Monday, February 9, 2009


There was this brief time span when beatdown hardcore was fun. Social awareness and slightly better musicianship came to the foreground amongst certain bands. Fear For Your Life was a good example of this.

Starting around 2003 in the western Massachusettes area, FFYL put out a relatively primitive sounding demo. While the songs themselves were quite awesome, the recording did not hold its own weight. Two of those three songs ended up being re-recorded for their 2004 demo, in which I am posting today. While listening to this demo, please keep in mind that the death metal-influenced slam parts were not even close to being overdone to the point in which they are today. The lyrics were also somewhat refreshing within this genre at the time as well. Having a band with socially-conscious lyrics within a style of music who had previously only ever offered songs of betrayal and loyalty was pretty cool, in my book. Offering lightning-fast riffs (both thrash and grind) amongst their down-tuned, sludgey, "slam parts", Fear For Your Life still remains relevant in my mind to this day.

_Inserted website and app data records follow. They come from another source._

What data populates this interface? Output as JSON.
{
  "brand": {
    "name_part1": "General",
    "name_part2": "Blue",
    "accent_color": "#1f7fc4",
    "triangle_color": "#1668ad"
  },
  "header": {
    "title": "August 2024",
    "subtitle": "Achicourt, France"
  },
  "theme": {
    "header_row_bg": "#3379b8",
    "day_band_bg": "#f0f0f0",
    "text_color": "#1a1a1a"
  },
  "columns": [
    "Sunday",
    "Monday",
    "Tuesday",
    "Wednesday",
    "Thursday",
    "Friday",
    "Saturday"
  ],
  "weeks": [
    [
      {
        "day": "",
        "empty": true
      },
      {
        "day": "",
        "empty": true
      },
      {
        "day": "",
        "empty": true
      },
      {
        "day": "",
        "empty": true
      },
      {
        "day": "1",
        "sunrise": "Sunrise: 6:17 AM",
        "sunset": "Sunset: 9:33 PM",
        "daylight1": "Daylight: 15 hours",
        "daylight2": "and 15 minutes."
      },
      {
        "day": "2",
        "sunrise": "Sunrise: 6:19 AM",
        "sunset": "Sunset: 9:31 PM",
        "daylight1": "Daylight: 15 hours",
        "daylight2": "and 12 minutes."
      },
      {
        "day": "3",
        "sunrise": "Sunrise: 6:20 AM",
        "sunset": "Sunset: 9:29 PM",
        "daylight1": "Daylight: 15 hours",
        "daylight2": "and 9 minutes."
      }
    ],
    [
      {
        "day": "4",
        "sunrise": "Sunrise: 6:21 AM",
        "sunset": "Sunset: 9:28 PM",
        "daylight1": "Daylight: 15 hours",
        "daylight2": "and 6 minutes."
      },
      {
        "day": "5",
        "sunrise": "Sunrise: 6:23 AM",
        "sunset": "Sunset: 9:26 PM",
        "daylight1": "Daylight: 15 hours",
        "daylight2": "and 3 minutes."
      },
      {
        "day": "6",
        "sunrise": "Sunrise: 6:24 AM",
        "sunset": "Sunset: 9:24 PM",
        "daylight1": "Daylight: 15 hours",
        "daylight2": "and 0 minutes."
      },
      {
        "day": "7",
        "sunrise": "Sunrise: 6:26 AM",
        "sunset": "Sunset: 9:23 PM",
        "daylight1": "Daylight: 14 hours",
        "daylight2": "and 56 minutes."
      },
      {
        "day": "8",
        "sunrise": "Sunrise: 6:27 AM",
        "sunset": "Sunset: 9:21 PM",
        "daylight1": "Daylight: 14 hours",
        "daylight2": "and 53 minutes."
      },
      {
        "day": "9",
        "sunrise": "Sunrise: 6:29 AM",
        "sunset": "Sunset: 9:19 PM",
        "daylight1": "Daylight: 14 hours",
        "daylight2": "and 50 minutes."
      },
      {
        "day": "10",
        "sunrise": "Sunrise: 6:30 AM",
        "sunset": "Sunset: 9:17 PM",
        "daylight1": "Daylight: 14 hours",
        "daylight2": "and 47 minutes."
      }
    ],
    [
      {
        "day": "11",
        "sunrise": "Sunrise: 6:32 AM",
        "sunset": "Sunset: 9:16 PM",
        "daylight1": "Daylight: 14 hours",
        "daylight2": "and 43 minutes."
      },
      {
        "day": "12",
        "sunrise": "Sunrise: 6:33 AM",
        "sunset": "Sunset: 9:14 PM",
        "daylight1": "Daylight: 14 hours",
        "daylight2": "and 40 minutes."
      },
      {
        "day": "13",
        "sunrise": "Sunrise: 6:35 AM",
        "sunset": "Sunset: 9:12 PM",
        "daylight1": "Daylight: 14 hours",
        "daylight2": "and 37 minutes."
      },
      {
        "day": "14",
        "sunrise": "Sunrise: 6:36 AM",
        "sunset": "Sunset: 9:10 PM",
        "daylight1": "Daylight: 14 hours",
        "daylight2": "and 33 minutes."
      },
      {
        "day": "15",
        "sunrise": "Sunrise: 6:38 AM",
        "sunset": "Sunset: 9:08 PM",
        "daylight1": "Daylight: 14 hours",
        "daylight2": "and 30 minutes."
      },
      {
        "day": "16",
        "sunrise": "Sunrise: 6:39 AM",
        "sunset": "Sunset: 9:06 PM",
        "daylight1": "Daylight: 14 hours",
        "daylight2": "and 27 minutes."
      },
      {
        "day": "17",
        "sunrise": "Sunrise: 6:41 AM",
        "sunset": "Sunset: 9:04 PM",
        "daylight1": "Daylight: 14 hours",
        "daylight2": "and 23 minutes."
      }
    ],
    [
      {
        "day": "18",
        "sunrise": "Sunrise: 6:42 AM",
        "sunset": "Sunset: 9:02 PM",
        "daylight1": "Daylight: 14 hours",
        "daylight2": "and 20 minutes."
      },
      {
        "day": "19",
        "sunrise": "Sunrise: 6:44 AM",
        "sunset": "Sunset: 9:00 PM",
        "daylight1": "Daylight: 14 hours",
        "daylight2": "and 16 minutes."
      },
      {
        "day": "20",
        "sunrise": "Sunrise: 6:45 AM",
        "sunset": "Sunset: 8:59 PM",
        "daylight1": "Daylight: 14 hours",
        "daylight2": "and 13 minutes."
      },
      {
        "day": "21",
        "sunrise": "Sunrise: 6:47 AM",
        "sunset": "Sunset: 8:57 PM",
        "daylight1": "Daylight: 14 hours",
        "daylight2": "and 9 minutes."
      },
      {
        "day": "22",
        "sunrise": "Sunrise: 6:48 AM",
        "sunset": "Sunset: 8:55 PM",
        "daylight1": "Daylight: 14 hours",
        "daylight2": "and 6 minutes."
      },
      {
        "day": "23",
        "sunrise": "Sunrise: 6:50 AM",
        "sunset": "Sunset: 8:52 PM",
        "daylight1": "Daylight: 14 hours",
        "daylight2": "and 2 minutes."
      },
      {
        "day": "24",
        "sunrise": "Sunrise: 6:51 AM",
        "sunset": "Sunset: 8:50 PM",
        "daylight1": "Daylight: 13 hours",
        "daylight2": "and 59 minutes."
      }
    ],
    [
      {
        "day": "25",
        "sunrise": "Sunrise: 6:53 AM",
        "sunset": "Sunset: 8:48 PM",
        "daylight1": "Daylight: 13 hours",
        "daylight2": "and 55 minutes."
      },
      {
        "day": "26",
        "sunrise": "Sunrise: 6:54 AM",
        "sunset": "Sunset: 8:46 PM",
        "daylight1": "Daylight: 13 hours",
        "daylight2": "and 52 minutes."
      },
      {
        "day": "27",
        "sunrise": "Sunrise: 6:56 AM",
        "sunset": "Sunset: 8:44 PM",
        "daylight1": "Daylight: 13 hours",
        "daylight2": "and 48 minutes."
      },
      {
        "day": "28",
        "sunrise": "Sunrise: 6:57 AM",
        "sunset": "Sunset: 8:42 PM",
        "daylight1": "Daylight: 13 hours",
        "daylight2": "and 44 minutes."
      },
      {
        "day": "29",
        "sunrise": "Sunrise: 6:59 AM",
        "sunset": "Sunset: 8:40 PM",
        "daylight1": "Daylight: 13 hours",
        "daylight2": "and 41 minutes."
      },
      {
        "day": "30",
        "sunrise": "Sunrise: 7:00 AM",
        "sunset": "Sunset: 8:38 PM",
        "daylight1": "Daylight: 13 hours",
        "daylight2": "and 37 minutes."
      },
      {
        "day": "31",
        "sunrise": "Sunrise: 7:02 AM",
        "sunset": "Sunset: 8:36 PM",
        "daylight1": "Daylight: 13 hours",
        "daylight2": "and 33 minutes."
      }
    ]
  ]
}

As shown in this video, things were fun at the time. A good balance was happening at the time as far as having fun and venting aggression goes. Anyone who attended shows at The Mr Roboto Project during this era (2002-2005) can attest to this as reactions would range anywhere from push pits to kung-fu to impromptu studio wrestling matches. If this band were to play a show today, one can only imagine the type of posturing that would be prevalent amongst the crowd. I became disinterested whenever the thug mentality made its way back into the genre (aka whenever suburban kids discovered the concept of being in a crew through the internet).

Claim to fame: I created the term "beatdown hardcore". Ask anyone from the area about some of my infamous arguments with kids about the difference between "breakdowns" and "beatdowns" ... borderline infamous. A lot of shitty bands owe me royalties.


Jason said...

Agreed 100%. Beatdown was a lot of fun for a while. But the result was an influx of kids uneducated in what hardcore really is and a lot of venue destruction.

Leo Lombardozzi said...

AJ, it's Leo again. Thank you for posting this. I've been slowly getting back into listening to Hardcore, and the FFYL demo was one of the first CDs to go into my 6 disc changer. I've been looking for the video for a while. Where was this? I remember the video but not the show.

Hope all is well.